While an estimated 4,000 people set out every year with dreams of completing the Appalachian Trail, considerably fewer actually achieve that goal. Still, since its inception in 1937, more than 20,000 people have walked the entire trail. Fatigue (both physical and mental), illness, and injury are common causes for dropping out. Of course, most of the trail’s 3 million visitors each year plan to hike shorter segments. The ATC reports that thru-hikers (those who have hiked the entirety of the trail) have ranged in age from just 5 to 82 years old.
Even rarer than the already impressive thru-hikers are the yo-yoers. These are adventurers who reach the end of the trail, be it in Maine or Georgia, and then turn around to walk the whole thing again in the other direction. That’s almost 4,400 miles in one year.
But No One Walked the Entire Trail Until 1948
While more than 20,000 people have hiked the complete trail, that feat was not possible for the earliest trekkers. Hurricanes and road construction rendered parts of the path impassable, and the outbreak of World War II delayed any repairs. The first person to hike the trail in its entirety was Earl Shaffer in 1948. The Army veteran returned to complete the trail again in 1965, and a third time in 1998, when he was remarkably 79 years old. His hiking boots and journal from the first complete hike are now displayed in the Smithsonian Museum. Shaffer’s advice to future thru-hikers? “Carry as little as possible. But choose that little with care.”
The First Solo Female Thru-Hiker Was Emma Gatewood
A certain level of physical health is required to complete the trail, but doing so is certainly not limited to the young. Nor is it limited to those with a selection of expensive equipment. The first solo female thru-hiker was Emma “Grandma” Gatewood, who was 67 years old when she decided to walk the trail in 1955. She took little with her, wearing simple sneakers and throwing a few extra belongings in a duffel bag. Gatewood soon attracted press and relied on her foraging skills and the kindness of strangers to feed herself. After her groundbreaking achievement, Gatewood completed the Appalachian Trail a second time just two years later in 1957.
The Fastest Time to Complete the Trail Was 41 Days
Completing the trail takes an average of five to seven months, allowing for a daily pace of between 10 and 16 miles per day. This means it is vital to plan the trip around the seasons to avoid snow in the Northeast and the hottest days of summer in the South. However, a few hardy souls have been determined to set new records for the walk.
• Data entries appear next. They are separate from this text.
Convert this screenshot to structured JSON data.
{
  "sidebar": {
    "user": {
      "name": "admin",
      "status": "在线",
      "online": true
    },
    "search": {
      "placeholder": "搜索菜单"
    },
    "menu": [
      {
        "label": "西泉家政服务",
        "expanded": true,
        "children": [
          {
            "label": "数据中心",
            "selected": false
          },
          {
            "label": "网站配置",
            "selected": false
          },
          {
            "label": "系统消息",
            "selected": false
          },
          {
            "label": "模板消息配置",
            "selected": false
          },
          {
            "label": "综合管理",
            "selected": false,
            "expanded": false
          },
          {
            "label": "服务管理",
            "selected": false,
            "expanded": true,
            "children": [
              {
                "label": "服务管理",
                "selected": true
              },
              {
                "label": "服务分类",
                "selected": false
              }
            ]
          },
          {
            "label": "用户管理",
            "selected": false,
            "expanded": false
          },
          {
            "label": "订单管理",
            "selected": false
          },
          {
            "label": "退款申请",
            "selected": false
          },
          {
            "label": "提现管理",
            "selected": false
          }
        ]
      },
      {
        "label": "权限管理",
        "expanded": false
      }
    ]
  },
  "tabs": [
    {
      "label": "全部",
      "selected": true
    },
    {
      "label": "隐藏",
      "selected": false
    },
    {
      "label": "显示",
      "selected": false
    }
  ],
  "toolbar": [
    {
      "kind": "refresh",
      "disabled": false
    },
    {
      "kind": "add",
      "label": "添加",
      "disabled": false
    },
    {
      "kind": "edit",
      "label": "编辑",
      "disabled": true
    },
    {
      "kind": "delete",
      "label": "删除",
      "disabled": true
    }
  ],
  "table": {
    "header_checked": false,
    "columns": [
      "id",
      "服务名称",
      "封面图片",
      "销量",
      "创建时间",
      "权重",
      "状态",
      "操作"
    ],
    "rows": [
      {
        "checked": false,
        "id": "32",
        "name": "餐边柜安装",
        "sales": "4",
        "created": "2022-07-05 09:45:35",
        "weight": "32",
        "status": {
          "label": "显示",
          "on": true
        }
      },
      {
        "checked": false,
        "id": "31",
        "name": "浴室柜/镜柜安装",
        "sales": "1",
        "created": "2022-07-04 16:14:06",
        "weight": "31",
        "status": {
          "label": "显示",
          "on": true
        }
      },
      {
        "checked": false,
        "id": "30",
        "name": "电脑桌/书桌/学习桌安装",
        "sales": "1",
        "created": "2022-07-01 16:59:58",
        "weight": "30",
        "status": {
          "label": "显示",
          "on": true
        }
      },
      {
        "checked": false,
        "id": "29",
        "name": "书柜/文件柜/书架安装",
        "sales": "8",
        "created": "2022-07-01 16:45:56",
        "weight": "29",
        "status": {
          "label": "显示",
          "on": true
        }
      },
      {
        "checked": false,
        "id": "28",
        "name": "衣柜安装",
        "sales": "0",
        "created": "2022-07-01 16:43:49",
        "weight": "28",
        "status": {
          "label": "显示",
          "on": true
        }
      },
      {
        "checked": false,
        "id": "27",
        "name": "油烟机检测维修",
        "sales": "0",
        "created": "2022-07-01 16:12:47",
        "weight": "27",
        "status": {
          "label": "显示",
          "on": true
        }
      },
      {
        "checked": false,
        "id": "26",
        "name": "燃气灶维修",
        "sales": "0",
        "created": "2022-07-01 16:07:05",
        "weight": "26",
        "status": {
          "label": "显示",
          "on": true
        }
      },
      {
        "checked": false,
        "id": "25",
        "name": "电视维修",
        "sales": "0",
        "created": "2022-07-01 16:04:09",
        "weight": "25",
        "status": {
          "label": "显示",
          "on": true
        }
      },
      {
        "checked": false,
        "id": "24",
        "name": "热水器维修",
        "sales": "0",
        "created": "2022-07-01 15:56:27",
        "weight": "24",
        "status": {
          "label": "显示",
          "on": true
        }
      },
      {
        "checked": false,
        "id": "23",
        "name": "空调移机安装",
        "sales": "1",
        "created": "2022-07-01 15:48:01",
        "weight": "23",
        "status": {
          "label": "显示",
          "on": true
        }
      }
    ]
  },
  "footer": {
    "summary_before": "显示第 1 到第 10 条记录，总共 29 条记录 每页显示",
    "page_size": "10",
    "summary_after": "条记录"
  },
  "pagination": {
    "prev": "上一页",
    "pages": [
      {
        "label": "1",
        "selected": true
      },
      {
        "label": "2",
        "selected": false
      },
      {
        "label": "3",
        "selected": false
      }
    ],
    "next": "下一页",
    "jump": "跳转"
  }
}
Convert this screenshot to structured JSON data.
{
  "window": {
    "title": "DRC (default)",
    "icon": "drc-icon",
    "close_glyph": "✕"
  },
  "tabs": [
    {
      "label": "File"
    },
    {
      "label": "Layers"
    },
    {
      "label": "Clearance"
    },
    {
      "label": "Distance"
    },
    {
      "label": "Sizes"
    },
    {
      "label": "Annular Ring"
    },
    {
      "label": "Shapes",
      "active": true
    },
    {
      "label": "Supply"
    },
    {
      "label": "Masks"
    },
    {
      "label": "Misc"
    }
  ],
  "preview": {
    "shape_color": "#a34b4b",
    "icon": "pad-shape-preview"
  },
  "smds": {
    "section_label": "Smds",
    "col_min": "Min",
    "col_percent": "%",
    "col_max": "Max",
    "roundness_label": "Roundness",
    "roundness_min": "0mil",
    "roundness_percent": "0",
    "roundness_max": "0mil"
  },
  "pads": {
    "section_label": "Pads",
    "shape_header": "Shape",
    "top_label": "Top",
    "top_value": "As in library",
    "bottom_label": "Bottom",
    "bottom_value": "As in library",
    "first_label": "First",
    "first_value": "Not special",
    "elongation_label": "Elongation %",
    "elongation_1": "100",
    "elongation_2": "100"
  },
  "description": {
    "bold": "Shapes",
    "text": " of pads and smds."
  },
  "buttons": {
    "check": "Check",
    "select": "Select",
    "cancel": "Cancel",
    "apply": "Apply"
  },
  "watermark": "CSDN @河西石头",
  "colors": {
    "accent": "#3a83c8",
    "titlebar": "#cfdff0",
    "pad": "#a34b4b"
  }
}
The fastest was Belgian ultra-marathoner Karel Sabbe, who completed the trail in 41 days, 7 hours, and 39 minutes in 2018. Sabbe, who had a support team to help him along the way, broke the previous record held by Joe “Stringbean” McConaughy, who finished in 45 days, 12 hours, and 15 minutes in 2017.
You Will Need Lots of Food (But Probably Not a Map)
With hikers requiring roughly 5,500 calories per day to keep their energy up, they need to be sure to budget for food. After just a few weeks, thru-hikers may notice that they are burning so many calories, they never feel satisfied no matter how much they eat. At the trail’s halfway point, it is a tradition to stop for ice cream, but not just one or two scoops — half a gallon (a whopping four pints) is the customary amount. On average, thru-hikers lose 30 pounds during the six months on the trail.
One thing you probably won't need? A map. A series of white blazes painted to trees highlight the route. In all, approximately 165,000 of these blazes help to guide hikers, with an average spacing of 70 feet between them. With the trail so well-marked, hikers can save a little room in their bags and leave the map at home.